▶ **Activity**:
Every entry below must be copied exactly, with nothing left out.

▶ **Recorded information**:
'''

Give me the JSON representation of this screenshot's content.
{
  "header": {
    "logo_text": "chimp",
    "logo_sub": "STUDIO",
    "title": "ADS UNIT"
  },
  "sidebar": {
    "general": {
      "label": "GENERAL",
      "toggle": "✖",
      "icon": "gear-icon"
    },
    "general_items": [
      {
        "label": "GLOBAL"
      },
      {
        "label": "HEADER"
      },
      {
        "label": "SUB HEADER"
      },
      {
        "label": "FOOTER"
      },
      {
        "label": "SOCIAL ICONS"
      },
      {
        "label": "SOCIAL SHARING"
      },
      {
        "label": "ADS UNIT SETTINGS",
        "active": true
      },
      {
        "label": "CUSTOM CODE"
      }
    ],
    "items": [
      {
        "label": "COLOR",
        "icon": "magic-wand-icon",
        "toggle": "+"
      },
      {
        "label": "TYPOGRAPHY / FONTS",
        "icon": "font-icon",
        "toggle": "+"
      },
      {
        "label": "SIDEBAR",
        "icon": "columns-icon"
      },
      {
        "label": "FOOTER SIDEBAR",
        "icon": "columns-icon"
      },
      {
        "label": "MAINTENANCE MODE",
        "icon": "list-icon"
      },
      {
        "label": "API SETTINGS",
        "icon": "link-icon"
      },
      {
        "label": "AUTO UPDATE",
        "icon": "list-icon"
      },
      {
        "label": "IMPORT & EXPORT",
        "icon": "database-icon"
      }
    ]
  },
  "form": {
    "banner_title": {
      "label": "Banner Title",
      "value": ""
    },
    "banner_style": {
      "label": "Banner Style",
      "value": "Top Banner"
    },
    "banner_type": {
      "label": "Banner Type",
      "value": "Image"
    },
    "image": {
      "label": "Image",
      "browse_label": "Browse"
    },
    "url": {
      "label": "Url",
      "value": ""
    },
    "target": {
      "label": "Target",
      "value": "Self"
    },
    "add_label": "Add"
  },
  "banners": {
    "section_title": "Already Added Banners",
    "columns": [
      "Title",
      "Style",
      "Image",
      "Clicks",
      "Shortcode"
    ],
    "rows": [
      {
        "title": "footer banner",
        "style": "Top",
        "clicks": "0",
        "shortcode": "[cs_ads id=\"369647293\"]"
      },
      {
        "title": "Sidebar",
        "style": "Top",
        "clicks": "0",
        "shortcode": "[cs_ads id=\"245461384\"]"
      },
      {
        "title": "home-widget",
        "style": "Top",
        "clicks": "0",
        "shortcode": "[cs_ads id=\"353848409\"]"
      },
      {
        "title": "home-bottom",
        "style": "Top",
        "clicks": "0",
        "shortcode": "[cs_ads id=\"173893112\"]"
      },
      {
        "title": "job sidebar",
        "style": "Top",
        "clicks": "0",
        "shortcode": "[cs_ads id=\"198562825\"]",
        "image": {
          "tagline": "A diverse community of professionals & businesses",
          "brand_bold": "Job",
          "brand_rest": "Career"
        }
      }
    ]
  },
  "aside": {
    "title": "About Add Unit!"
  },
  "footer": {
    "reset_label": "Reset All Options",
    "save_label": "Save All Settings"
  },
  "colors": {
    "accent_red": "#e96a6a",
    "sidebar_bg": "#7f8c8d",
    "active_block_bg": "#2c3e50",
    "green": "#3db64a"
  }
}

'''

▶ **The answer**:
Give me the JSON representation of this screenshot's content.
{
  "header": {
    "logo_text": "chimp",
    "logo_sub": "STUDIO",
    "title": "ADS UNIT"
  },
  "sidebar": {
    "general": {
      "label": "GENERAL",
      "toggle": "✖",
      "icon": "gear-icon"
    },
    "general_items": [
      {
        "label": "GLOBAL"
      },
      {
        "label": "HEADER"
      },
      {
        "label": "SUB HEADER"
      },
      {
        "label": "FOOTER"
      },
      {
        "label": "SOCIAL ICONS"
      },
      {
        "label": "SOCIAL SHARING"
      },
      {
        "label": "ADS UNIT SETTINGS",
        "active": true
      },
      {
        "label": "CUSTOM CODE"
      }
    ],
    "items": [
      {
        "label": "COLOR",
        "icon": "magic-wand-icon",
        "toggle": "+"
      },
      {
        "label": "TYPOGRAPHY / FONTS",
        "icon": "font-icon",
        "toggle": "+"
      },
      {
        "label": "SIDEBAR",
        "icon": "columns-icon"
      },
      {
        "label": "FOOTER SIDEBAR",
        "icon": "columns-icon"
      },
      {
        "label": "MAINTENANCE MODE",
        "icon": "list-icon"
      },
      {
        "label": "API SETTINGS",
        "icon": "link-icon"
      },
      {
        "label": "AUTO UPDATE",
        "icon": "list-icon"
      },
      {
        "label": "IMPORT & EXPORT",
        "icon": "database-icon"
      }
    ]
  },
  "form": {
    "banner_title": {
      "label": "Banner Title",
      "value": ""
    },
    "banner_style": {
      "label": "Banner Style",
      "value": "Top Banner"
    },
    "banner_type": {
      "label": "Banner Type",
      "value": "Image"
    },
    "image": {
      "label": "Image",
      "browse_label": "Browse"
    },
    "url": {
      "label": "Url",
      "value": ""
    },
    "target": {
      "label": "Target",
      "value": "Self"
    },
    "add_label": "Add"
  },
  "banners": {
    "section_title": "Already Added Banners",
    "columns": [
      "Title",
      "Style",
      "Image",
      "Clicks",
      "Shortcode"
    ],
    "rows": [
      {
        "title": "footer banner",
        "style": "Top",
        "clicks": "0",
        "shortcode": "[cs_ads id=\"369647293\"]"
      },
      {
        "title": "Sidebar",
        "style": "Top",
        "clicks": "0",
        "shortcode": "[cs_ads id=\"245461384\"]"
      },
      {
        "title": "home-widget",
        "style": "Top",
        "clicks": "0",
        "shortcode": "[cs_ads id=\"353848409\"]"
      },
      {
        "title": "home-bottom",
        "style": "Top",
        "clicks": "0",
        "shortcode": "[cs_ads id=\"173893112\"]"
      },
      {
        "title": "job sidebar",
        "style": "Top",
        "clicks": "0",
        "shortcode": "[cs_ads id=\"198562825\"]",
        "image": {
          "tagline": "A diverse community of professionals & businesses",
          "brand_bold": "Job",
          "brand_rest": "Career"
        }
      }
    ]
  },
  "aside": {
    "title": "About Add Unit!"
  },
  "footer": {
    "reset_label": "Reset All Options",
    "save_label": "Save All Settings"
  },
  "colors": {
    "accent_red": "#e96a6a",
    "sidebar_bg": "#7f8c8d",
    "active_block_bg": "#2c3e50",
    "green": "#3db64a"
  }
}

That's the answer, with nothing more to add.